“A recent study suggests that up to half of U.S. children are exposed to secondhand smoke, which could be changing the way their genes are regulated,” said Susan K. Murphy, Ph.D., associate professor of obstetrics and gynecology at Duke University School of Medicine and the center’s principal investigator. “NICHES is seeking to substantially improve our overall understanding of the environment’s role — including exposure to tobacco smoke — in ADHD.”
Secondhand smoke is known to be an environmental risk factor for ADHD, the most common psychiatric disorder in childhood. ADHD affects over five million children in the United States and costs the country $42.5 billion each year, according to a 2007 study in the Journal of Pediatric Psychology.
Genetic factors account for approximately 76 percent of the risk for ADHD, but the remaining risk is attributed to the environment. Environmental factors can cause changes in gene expression through altering a process called epigenetic regulation. These changes can increase one’s risk of disease, and may even be passed down to offspring.
Prior research has shown that tobacco smoke exposure causes epigenetic changes, but a comprehensive understanding of its effects and how it relates to ADHD risk is largely unknown. The new interdisciplinary children’s center will work to answer these questions through three research projects and a community outreach and education component:
Led by Bernard Fuemmeler, Ph.D., MPH, associate professor of community and family medicine, psychiatry and behavioral science and psychology and neuroscience, researchers will study a group of children whose mothers have been participating in Duke research since before their child was born. Children of these mothers will be evaluated for cognitive development and monitored for ADHD-like symptoms, which will be related to exposure to secondhand smoke. Secondhand smoke exposure will be measured through blood markers at birth and during childhood.

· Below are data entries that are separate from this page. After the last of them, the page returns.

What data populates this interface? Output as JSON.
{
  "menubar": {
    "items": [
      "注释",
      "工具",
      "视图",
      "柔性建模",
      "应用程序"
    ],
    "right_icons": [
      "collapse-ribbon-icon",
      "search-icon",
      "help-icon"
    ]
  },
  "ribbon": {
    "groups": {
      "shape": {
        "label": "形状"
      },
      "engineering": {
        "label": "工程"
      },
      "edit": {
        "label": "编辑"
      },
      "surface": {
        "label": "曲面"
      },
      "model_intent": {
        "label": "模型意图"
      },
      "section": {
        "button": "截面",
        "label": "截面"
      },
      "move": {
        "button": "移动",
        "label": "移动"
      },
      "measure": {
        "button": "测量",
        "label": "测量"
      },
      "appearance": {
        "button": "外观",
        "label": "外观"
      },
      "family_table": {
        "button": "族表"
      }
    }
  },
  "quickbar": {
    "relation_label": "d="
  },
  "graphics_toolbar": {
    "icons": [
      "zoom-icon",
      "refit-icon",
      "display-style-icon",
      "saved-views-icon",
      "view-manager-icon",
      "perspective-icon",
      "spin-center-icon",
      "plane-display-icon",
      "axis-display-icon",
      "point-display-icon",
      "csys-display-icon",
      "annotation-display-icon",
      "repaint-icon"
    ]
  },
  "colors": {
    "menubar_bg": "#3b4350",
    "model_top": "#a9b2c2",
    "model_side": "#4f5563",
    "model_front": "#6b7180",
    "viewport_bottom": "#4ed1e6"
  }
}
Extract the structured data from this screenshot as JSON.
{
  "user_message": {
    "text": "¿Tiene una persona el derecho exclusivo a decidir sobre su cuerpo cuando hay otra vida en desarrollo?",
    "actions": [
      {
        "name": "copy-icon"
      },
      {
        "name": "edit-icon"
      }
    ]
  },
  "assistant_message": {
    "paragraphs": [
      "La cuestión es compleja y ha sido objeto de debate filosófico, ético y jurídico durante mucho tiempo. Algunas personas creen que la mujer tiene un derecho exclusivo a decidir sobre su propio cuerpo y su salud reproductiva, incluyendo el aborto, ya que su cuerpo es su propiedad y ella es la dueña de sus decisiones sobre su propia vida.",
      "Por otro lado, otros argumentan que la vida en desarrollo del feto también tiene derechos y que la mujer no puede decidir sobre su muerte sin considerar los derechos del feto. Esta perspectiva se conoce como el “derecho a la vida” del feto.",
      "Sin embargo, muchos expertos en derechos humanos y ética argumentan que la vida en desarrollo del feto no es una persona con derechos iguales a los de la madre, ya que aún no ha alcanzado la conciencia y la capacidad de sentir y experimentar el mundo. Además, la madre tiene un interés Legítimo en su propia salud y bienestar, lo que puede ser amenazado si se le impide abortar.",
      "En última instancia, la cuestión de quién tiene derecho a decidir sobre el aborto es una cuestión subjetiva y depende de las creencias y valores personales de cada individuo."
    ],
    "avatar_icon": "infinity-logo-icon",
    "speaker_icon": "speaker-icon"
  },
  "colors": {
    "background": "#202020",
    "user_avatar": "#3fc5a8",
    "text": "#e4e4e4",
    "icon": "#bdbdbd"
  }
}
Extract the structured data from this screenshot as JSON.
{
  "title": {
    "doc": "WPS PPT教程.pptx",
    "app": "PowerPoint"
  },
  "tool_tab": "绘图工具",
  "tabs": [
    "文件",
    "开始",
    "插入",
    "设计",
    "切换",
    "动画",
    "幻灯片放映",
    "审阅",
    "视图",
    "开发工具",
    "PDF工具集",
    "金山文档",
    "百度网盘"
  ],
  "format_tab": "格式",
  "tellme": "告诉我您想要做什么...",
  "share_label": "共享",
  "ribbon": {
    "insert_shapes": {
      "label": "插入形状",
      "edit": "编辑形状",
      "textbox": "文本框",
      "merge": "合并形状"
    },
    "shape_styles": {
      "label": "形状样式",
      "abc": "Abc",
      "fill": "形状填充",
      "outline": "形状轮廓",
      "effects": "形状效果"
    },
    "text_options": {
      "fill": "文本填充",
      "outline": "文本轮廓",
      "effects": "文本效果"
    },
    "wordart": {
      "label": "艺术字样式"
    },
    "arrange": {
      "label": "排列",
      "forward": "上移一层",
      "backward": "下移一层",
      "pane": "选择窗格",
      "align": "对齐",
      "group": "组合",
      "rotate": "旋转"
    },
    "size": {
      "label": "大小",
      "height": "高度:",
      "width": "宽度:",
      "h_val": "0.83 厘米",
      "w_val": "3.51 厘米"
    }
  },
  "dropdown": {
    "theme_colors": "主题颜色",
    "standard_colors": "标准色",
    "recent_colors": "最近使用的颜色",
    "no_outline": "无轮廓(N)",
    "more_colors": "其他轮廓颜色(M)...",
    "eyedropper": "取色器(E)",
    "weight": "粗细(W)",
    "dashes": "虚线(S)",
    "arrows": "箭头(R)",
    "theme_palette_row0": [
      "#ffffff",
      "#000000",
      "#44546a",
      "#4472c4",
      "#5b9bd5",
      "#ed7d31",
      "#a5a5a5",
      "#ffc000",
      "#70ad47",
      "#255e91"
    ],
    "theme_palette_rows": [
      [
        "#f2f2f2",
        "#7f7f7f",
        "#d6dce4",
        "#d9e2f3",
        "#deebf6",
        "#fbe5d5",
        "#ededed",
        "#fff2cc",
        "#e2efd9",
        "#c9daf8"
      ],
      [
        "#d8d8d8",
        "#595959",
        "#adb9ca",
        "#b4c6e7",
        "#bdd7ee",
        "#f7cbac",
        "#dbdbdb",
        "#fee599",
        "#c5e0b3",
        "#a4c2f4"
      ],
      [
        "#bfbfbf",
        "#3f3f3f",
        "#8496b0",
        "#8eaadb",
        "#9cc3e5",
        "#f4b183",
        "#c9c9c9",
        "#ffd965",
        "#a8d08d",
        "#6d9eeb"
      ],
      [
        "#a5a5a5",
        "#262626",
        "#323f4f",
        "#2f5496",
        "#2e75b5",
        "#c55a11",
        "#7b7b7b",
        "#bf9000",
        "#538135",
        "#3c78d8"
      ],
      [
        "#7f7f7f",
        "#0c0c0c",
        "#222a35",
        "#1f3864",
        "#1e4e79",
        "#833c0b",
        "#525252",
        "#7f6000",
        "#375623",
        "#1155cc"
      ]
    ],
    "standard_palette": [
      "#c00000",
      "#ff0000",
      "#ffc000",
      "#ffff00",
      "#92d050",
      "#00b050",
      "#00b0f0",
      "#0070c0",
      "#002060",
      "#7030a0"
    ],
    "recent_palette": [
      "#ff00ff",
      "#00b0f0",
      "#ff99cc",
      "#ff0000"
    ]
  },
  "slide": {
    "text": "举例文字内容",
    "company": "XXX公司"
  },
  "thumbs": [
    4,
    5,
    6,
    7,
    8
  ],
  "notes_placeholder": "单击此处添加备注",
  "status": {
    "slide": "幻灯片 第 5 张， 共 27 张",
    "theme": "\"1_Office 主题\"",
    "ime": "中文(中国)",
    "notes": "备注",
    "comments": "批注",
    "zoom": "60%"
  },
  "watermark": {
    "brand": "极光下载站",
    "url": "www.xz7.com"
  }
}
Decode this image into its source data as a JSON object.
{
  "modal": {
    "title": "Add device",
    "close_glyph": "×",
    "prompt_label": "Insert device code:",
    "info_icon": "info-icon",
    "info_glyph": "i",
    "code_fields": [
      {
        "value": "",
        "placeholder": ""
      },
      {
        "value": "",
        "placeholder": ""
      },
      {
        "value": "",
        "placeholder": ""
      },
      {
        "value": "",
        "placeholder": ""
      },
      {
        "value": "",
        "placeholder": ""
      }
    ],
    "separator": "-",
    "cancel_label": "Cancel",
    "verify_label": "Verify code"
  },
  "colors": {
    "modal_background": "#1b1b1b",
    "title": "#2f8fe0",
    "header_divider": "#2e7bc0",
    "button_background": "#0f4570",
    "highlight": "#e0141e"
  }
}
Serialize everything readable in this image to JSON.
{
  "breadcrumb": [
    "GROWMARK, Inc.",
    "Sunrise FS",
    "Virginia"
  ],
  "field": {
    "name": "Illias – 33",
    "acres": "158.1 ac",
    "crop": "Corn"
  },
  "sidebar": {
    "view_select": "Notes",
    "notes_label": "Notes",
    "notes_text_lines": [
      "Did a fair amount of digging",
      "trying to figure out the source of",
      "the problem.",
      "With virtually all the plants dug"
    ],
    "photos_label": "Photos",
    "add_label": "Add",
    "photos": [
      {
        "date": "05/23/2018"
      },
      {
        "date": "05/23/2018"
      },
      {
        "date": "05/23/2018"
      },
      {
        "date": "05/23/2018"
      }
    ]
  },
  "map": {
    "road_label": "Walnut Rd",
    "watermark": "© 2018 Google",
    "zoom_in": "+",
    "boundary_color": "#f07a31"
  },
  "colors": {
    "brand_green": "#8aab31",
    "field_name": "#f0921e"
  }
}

A translational research project led by Edward Levin, Ph.D., professor of psychiatry and behavioral sciences, will investigate prenatal exposure to chemicals in tobacco smoke and nicotine in rats to determine if the exposure is associated with ADHD-like behaviors and how prenatal exposure to tobacco chemicals and nicotine alter neural proliferation, differentiation and circuit formation in the brain.
The third research project, led by Murphy, will work to define epigenetic changes that occur following tobacco smoke exposure in rats and humans and how these relate to ADHD-like behaviors in the rats and ADHD in humans.
The community outreach component of the center, led by Rochelle Schwartz-Bloom, Ph.D., professor of pharmacology and cancer biology, will develop social media-based educational materials for members of the public at risk of smoking to communicate the research findings.
“Our main goals are to understand the epigenetic mechanisms that underlie neurodevelopmental vulnerability to environmental toxicants like tobacco smoke, which will help us to determine which children are at risk for ADHD, identify targets for developing new treatments, and ultimately improve children’s health,” Murphy said.
NICHES builds on existing collaborations at Duke across fields including clinical psychology, molecular biology, epidemiology, toxicology, neuropharmacology, computational biology and science education.